The change for Davidson is another solid pitch, one I’d grade out as a strong 50 pitch. That gives Davidson pitches graded as 50/60/50, and command that’s looking like it would be a 50-55 grade for me as well. Davidson may have had a fourth pitch as he threw a pair of pitches I couldn’t easily identify, not quite sliders and not quite curves. This slurvy pitch is one I’m not sure if it’s intentional or not, especially with how infrequently it was used by Davidson.
Davidson is a guy who needs to either add some movement to the fastball or risk a move to the bullpen, as he projects more as a #5 starter than anything more without a swing and miss fastball or second plus pitch.
The defense was as advertised, Pache showing his range and making some quality plays in center….especially the homer he robbed in the third game of the series to straight away center field.
With the bat, Pache not only had a few hits in the series, but he made consistently hard contact even when the ball didn’t fall in for him.
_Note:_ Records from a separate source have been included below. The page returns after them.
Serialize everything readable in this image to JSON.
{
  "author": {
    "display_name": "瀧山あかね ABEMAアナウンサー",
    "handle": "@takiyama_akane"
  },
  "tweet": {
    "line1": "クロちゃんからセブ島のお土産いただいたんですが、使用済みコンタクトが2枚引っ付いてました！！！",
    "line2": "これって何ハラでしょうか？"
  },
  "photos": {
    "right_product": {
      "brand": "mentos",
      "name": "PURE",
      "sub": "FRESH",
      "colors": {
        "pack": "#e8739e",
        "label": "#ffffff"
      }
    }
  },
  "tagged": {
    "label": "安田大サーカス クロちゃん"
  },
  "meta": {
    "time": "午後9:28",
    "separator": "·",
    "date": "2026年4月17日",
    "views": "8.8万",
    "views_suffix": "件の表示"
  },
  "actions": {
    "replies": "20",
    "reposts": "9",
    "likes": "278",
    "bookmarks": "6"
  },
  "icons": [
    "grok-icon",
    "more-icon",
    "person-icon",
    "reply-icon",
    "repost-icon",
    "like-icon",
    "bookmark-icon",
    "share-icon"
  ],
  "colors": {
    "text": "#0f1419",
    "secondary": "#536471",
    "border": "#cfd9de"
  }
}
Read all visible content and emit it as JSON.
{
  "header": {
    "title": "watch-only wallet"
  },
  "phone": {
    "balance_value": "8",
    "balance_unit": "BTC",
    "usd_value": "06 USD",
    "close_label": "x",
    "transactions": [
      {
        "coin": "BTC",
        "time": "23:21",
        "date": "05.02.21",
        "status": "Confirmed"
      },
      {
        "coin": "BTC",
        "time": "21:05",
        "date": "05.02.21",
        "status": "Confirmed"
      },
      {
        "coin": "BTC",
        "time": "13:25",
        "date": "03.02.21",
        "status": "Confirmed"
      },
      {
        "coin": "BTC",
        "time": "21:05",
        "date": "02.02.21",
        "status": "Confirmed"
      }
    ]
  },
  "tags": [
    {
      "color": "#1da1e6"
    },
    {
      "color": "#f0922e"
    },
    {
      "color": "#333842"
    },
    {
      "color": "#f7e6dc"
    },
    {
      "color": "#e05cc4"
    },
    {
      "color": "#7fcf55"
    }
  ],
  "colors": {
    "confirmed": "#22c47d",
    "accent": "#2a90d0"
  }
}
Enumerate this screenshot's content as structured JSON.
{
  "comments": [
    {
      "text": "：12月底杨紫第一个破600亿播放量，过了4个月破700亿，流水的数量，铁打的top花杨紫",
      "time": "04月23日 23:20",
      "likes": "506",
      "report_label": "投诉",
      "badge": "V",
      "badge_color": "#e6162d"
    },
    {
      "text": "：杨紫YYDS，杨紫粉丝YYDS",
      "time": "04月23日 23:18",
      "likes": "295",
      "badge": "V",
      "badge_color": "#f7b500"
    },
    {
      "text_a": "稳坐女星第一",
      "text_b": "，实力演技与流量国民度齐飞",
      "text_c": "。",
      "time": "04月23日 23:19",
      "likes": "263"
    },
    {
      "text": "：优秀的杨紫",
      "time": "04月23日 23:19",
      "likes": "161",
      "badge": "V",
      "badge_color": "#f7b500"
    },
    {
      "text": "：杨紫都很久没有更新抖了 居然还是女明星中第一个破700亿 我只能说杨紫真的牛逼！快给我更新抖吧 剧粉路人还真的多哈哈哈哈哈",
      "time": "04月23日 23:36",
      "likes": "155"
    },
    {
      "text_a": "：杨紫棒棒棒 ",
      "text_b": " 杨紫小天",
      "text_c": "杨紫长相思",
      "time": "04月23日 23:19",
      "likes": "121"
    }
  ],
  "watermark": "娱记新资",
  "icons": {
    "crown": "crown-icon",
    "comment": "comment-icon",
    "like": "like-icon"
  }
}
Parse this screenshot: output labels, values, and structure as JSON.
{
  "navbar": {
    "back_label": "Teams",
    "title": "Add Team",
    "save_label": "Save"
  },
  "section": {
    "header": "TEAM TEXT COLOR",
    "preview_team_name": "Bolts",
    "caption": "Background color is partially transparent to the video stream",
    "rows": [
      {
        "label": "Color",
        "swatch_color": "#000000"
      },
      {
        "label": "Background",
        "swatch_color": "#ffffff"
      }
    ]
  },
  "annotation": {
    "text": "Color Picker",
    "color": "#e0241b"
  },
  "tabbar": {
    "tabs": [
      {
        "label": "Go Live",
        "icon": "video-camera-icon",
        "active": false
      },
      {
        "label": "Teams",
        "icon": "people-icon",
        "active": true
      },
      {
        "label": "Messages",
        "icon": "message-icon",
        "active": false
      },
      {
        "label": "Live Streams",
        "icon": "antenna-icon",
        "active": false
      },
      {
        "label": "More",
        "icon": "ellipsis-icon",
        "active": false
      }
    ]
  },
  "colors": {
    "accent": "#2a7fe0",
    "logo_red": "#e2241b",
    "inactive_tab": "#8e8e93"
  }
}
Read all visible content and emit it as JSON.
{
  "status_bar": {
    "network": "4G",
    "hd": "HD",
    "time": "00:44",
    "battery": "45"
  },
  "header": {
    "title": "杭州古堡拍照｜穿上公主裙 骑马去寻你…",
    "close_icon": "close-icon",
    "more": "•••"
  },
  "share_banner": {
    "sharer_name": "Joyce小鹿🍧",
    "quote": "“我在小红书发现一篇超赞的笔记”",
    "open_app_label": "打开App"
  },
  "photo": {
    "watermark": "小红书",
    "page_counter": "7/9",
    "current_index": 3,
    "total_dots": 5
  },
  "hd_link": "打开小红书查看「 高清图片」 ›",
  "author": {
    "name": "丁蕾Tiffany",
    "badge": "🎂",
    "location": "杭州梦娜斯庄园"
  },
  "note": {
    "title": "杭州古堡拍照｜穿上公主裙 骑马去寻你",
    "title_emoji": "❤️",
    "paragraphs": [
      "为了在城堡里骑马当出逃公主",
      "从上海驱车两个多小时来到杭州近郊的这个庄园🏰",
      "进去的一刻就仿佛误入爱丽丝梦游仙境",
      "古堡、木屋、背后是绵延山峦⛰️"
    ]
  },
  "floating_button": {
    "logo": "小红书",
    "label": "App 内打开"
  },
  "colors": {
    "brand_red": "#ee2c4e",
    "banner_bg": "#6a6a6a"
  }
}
Pache ended up going 3-12 with a walk on the series, having all three hits fall in as singles.
Despite only being 20 years old, Pache was not overmatched by Triple-A pitching. He had a strong showing against a mix of prospects, AAAA guys, and some up and down big leaguers. Pache was every bit the prospect that he’s hyped up to be and should have a long and successful big league career with both the bat and the glove.
As impressive as Pache was, Drew Waters was nearly his equal while playing right field. Defensively Waters showed he has the ability to be a plus defender with both great reads and the ability to cover a lot of range thanks to his plus speed.
At the plate, Waters had the more productive series, also going 3-12 with a walk, but adding a homer, double, and 3 RBI onto his stat line.
Early on during Friday batting practice I saw Waters was struggling a bit, maybe just pressing a bit. Either way Gwinnett hitting coach Bobby Magallanes stopped BP, gave Waters a bit of coaching, had Waters take some practice swings with the slight change, and then saw Waters start to hit the ball quite a bit harder from that point on. Of course that day was the day where Drew had his homer and double, so you have to wonder if that adjustment played into it.
Waters mostly just batted from the left side, facing mostly RHP during the series, but he mostly looked comfortable and had some hard contact in the series. He has real potential with the bat, and was every bit the prospect I was expecting to see coming into the series with potentially plus power as he matures along with the chance to hit for some average despite some swing and miss in his game. At this point I am willing to stand by the grades I gave him on his pre-draft scouting report, found here.
Original Article Source